Most people wouldn’t view Bahrain or Saudi Arabia as champions of human rights after their behavior during the Arab Spring. But by their actions today, Saudi Arabia and its neighbors have taken a clear stand in support of human rights, and have upstaged the United States in the effort to end the suffering in Syria.

President Assad had blood-stained hands long before the current crackdown. The Assad regime has been a long-time state sponsor of terrorism, has actively undermined democratic reforms in countries such as Lebanon and Iraq, has actively pursued nuclear weapons and has been a long-time ally and supporter of Iran. And in 1982, Assad’s father (then Syria’s president) ordered a brutal crackdown to suppress an opposition movement in Hama that killed approximately 20,000 of his own people.
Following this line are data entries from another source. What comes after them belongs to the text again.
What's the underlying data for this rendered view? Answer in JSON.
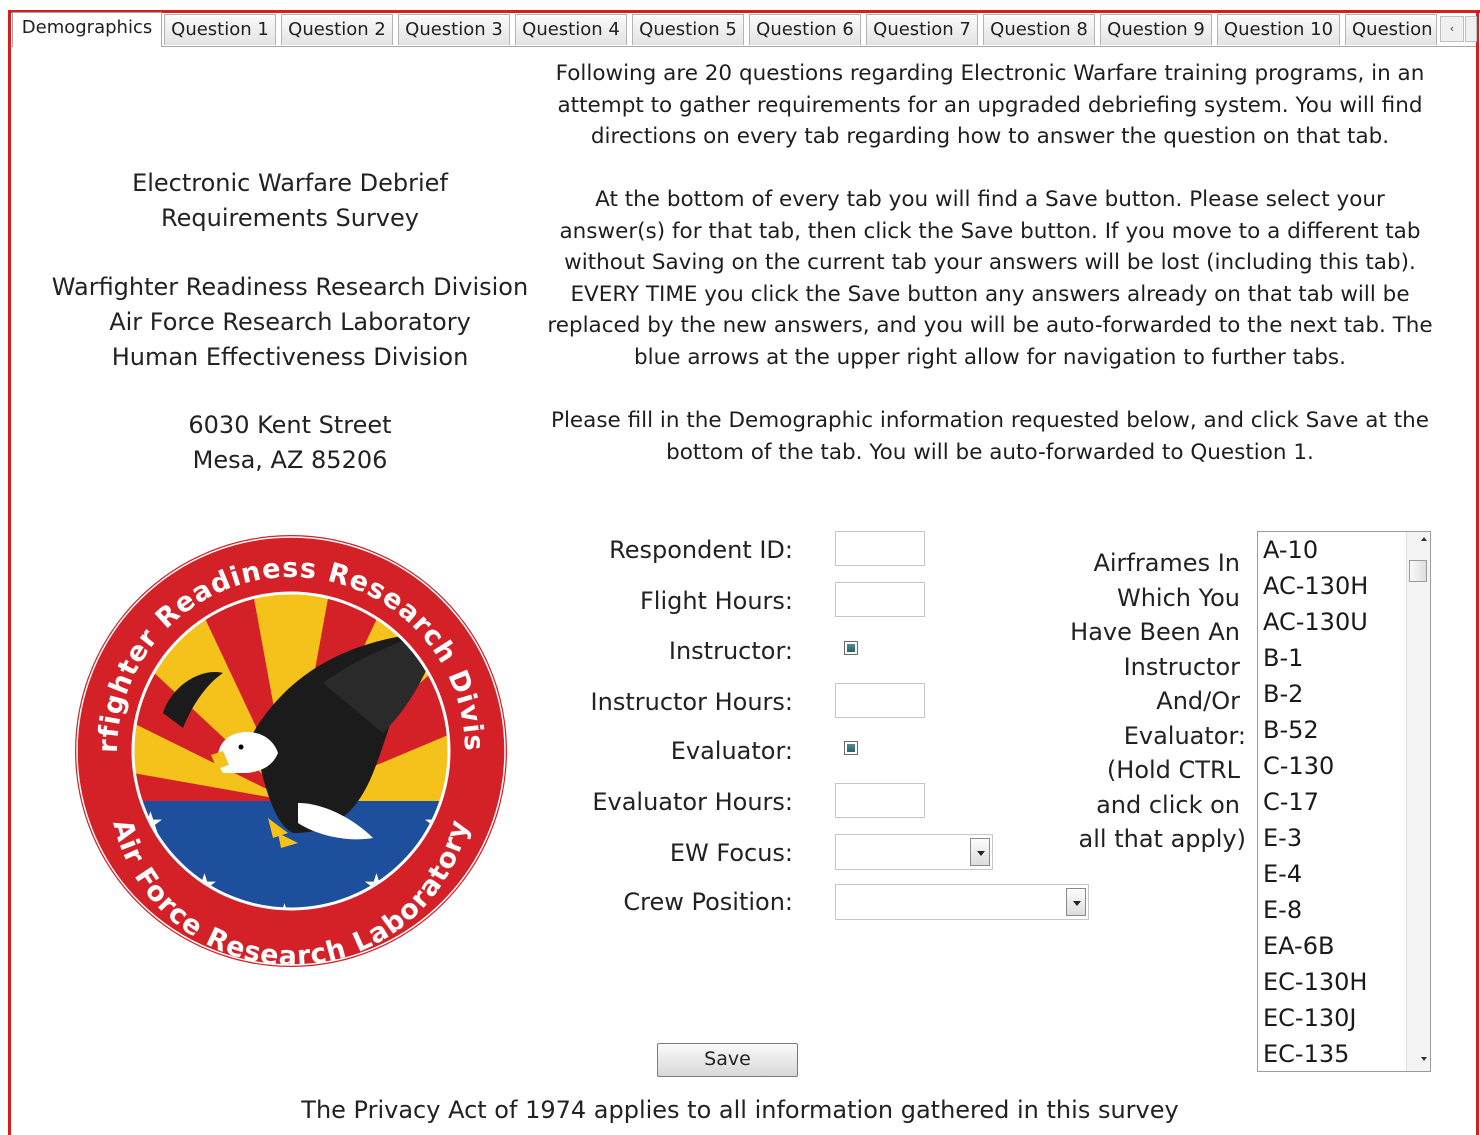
{
  "tabs": [
    {
      "label": "Demographics",
      "active": true
    },
    {
      "label": "Question 1"
    },
    {
      "label": "Question 2"
    },
    {
      "label": "Question 3"
    },
    {
      "label": "Question 4"
    },
    {
      "label": "Question 5"
    },
    {
      "label": "Question 6"
    },
    {
      "label": "Question 7"
    },
    {
      "label": "Question 8"
    },
    {
      "label": "Question 9"
    },
    {
      "label": "Question 10"
    },
    {
      "label": "Question"
    }
  ],
  "tab_nav": {
    "prev_icon": "‹"
  },
  "left": {
    "title_line1": "Electronic Warfare Debrief",
    "title_line2": "Requirements Survey",
    "org_line1": "Warfighter Readiness Research Division",
    "org_line2": "Air Force Research Laboratory",
    "org_line3": "Human Effectiveness Division",
    "address_line1": "6030 Kent Street",
    "address_line2": "Mesa, AZ  85206"
  },
  "logo": {
    "top_text": "Warfighter Readiness Research Division",
    "bottom_text": "Air Force Research Laboratory"
  },
  "instructions": {
    "p1": [
      "Following are 20 questions regarding Electronic Warfare training programs, in an",
      "attempt to gather requirements for an upgraded debriefing system.  You will find",
      "directions on every tab regarding how to answer the question on that tab."
    ],
    "p2": [
      "At the bottom of every tab you will find a Save button.  Please select your",
      "answer(s) for that tab, then click the Save button.  If you move to a different tab",
      "without Saving on the current tab your answers will be lost (including this tab).",
      "EVERY TIME you click the Save button any answers already on that tab will be",
      "replaced by the new answers, and you will be auto-forwarded to the next tab.  The",
      "blue arrows at the upper right allow for navigation to further tabs."
    ],
    "p3": [
      "Please fill in the Demographic information requested below,  and click Save at the",
      "bottom of the tab.  You will be auto-forwarded to Question 1."
    ]
  },
  "form": {
    "respondent_id_label": "Respondent ID:",
    "flight_hours_label": "Flight Hours:",
    "instructor_label": "Instructor:",
    "instructor_hours_label": "Instructor Hours:",
    "evaluator_label": "Evaluator:",
    "evaluator_hours_label": "Evaluator Hours:",
    "ew_focus_label": "EW Focus:",
    "crew_position_label": "Crew Position:",
    "respondent_id_value": "",
    "flight_hours_value": "",
    "instructor_hours_value": "",
    "evaluator_hours_value": "",
    "ew_focus_value": "",
    "crew_position_value": ""
  },
  "airframes": {
    "label_lines": [
      "Airframes In",
      "Which You",
      "Have Been An",
      "Instructor",
      "And/Or",
      "Evaluator:",
      "(Hold CTRL",
      "and click on",
      "all that apply)"
    ],
    "options": [
      "A-10",
      "AC-130H",
      "AC-130U",
      "B-1",
      "B-2",
      "B-52",
      "C-130",
      "C-17",
      "E-3",
      "E-4",
      "E-8",
      "EA-6B",
      "EC-130H",
      "EC-130J",
      "EC-135"
    ]
  },
  "save_label": "Save",
  "privacy_text": "The Privacy Act of 1974 applies to all information gathered in this survey",
  "colors": {
    "frame_red": "#d51f1f",
    "seal_red": "#d42027",
    "seal_blue": "#1d4f9c",
    "seal_yellow": "#f4c21a"
  }
}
In 2005, Lebanese Prime Minister Rafik Hariri was assassinated, and all signs pointed to Syria and its terrorist proxy Hezbollah. President Bush decided he had had enough with Syria’s intransigence and support of terrorism, and recalled the U.S. ambassador to Syria. This sent a clear signal that the United States would not tolerate Syria’s behavior anymore, that it would work to isolate and cripple the Assad regime and that it would support democratic activists inside the country.

From 2005 to 2010, Syria continued to sponsor terrorism and disrupt democratic reforms in the Middle East. And in 2007, an Israeli airstrike revealed that Syria had been working on a nuclear bomb right under the nose of the IAEA. Despite these worrying signs, President Obama attempted to extend a hand of cooperation to the Syrian regime by sending a U.S. ambassador to the country.

President Obama nominated Robert Ford for the post in February 2010. But congressional Republicans blocked the nomination, arguing that Obama’s efforts to engage hostile nations like Iran had failed. President Obama went around Congress by using a recess appointment to appoint Ford in December 2010.

Ford has done an admirable job of bringing attention to the Assad regime’s brutal murder of civilians, most notably by visiting Hama and meeting with opposition members. But Ambassador Ford, at the direction of the U.S. government, has not called for Assad to step down. And there is only so much Ford is allowed to do inside Syria since he is a guest of the Assad government. Therefore, it is high time for the White House to recall its ambassador and unequivocally call for President Assad to resign.

The White House has refused to do either of these things. Administration officials believe these actions would be purely symbolic and wouldn’t have much of a practical effect. What they don’t understand is that steps like these can lead to practical effects. And even if they don’t, sometimes symbolism and rhetoric are important by themselves, because they demonstrate the U.S.’s commitment to freedom, peace and human dignity.